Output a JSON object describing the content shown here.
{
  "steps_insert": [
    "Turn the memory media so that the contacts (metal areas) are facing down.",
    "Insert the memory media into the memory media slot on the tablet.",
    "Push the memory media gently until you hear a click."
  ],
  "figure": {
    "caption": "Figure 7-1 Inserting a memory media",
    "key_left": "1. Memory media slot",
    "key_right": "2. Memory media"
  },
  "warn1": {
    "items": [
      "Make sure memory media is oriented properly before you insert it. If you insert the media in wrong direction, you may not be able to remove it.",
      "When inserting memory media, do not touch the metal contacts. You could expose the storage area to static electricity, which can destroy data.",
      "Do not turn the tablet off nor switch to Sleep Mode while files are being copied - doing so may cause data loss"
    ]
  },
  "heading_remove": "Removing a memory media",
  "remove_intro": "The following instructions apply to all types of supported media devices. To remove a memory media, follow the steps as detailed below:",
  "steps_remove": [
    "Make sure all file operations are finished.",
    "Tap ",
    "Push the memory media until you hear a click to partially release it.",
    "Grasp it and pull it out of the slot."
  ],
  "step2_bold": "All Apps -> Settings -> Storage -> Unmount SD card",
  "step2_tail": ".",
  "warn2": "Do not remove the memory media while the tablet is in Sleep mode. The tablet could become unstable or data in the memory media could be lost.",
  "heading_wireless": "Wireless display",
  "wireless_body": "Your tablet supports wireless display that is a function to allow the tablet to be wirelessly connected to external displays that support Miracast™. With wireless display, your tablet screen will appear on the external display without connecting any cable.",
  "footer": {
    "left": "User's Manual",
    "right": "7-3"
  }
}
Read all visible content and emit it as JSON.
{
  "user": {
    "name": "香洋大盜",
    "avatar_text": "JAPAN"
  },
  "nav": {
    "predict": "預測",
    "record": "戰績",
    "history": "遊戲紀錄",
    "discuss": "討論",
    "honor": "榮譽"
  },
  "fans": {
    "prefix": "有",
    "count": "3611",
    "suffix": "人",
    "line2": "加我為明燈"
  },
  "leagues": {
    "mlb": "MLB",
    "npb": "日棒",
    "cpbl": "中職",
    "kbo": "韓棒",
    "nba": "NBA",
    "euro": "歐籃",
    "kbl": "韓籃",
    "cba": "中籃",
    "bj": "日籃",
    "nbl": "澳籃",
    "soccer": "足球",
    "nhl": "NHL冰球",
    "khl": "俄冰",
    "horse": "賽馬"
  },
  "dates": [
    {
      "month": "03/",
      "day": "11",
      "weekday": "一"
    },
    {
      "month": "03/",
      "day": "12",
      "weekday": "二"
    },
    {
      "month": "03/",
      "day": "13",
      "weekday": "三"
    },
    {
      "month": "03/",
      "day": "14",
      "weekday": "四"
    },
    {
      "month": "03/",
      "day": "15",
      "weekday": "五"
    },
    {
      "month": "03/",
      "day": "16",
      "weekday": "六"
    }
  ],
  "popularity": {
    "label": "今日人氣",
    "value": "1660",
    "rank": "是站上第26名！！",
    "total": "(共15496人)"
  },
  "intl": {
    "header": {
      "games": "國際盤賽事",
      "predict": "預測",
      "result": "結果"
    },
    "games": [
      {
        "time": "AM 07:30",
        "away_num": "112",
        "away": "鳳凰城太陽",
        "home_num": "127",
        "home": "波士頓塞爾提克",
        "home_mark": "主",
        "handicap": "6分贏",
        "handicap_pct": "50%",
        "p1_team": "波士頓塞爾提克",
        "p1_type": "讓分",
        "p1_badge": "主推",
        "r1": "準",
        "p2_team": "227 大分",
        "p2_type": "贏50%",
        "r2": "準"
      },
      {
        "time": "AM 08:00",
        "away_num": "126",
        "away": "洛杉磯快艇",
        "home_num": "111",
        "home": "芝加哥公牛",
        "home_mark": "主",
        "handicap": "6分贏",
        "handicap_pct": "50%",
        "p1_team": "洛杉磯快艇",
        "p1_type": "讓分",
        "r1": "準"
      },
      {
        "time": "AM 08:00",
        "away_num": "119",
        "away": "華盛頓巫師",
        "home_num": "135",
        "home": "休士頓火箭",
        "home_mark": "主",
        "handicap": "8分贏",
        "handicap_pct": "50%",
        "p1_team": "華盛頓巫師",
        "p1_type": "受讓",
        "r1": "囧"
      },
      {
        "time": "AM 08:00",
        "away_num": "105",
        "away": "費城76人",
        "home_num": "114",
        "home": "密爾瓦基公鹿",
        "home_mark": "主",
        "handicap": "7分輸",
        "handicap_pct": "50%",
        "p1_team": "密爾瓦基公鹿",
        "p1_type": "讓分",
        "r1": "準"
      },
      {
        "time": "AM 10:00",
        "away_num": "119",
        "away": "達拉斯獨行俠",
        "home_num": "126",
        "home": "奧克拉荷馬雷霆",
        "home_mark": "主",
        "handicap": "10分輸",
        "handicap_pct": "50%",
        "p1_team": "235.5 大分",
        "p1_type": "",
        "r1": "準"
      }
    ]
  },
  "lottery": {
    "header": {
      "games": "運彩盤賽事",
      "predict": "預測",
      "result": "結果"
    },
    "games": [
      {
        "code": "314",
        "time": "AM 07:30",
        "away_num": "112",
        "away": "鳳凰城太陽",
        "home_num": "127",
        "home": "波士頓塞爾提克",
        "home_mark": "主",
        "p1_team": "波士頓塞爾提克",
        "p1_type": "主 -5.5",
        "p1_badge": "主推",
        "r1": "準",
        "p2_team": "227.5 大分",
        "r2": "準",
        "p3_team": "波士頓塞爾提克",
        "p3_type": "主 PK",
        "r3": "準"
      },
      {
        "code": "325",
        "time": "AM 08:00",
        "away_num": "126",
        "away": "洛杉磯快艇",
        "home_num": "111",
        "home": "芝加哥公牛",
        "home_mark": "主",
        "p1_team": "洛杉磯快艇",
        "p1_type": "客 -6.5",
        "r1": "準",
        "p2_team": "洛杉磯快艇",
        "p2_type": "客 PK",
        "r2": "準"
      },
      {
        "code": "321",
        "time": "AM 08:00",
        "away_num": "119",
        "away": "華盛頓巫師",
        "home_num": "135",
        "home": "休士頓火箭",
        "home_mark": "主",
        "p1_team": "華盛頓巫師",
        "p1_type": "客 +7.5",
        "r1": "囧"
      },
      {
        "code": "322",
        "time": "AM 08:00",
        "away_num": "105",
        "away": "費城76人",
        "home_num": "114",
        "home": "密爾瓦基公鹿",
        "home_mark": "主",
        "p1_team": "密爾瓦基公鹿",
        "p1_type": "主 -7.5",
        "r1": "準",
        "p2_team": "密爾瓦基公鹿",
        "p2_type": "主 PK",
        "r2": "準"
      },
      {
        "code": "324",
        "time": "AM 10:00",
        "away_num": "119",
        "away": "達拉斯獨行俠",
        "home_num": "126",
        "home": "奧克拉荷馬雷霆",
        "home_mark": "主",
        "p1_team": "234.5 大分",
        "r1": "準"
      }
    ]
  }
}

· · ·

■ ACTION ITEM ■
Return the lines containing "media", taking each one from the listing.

■ WRITTEN RESPONSE ■
    "Turn the memory media so that the contacts (metal areas) are facing down.",
    "Insert the memory media into the memory media slot on the tablet.",
    "Push the memory media gently until you hear a click."
    "caption": "Figure 7-1 Inserting a memory media",
    "key_left": "1. Memory media slot",
    "key_right": "2. Memory media"
      "Make sure memory media is oriented properly before you insert it. If you insert the media in wrong direction, you may not be able to remove it.",
      "When inserting memory media, do not touch the metal contacts. You could expose the storage area to static electricity, which can destroy data.",
  "heading_remove": "Removing a memory media",
  "remove_intro": "The following instructions apply to all types of supported media devices. To remove a memory media, follow the steps as detailed below:",
    "Push the memory media until you hear a click to partially release it.",
  "warn2": "Do not remove the memory media while the tablet is in Sleep mode. The tablet could become unstable or data in the memory media could be lost.",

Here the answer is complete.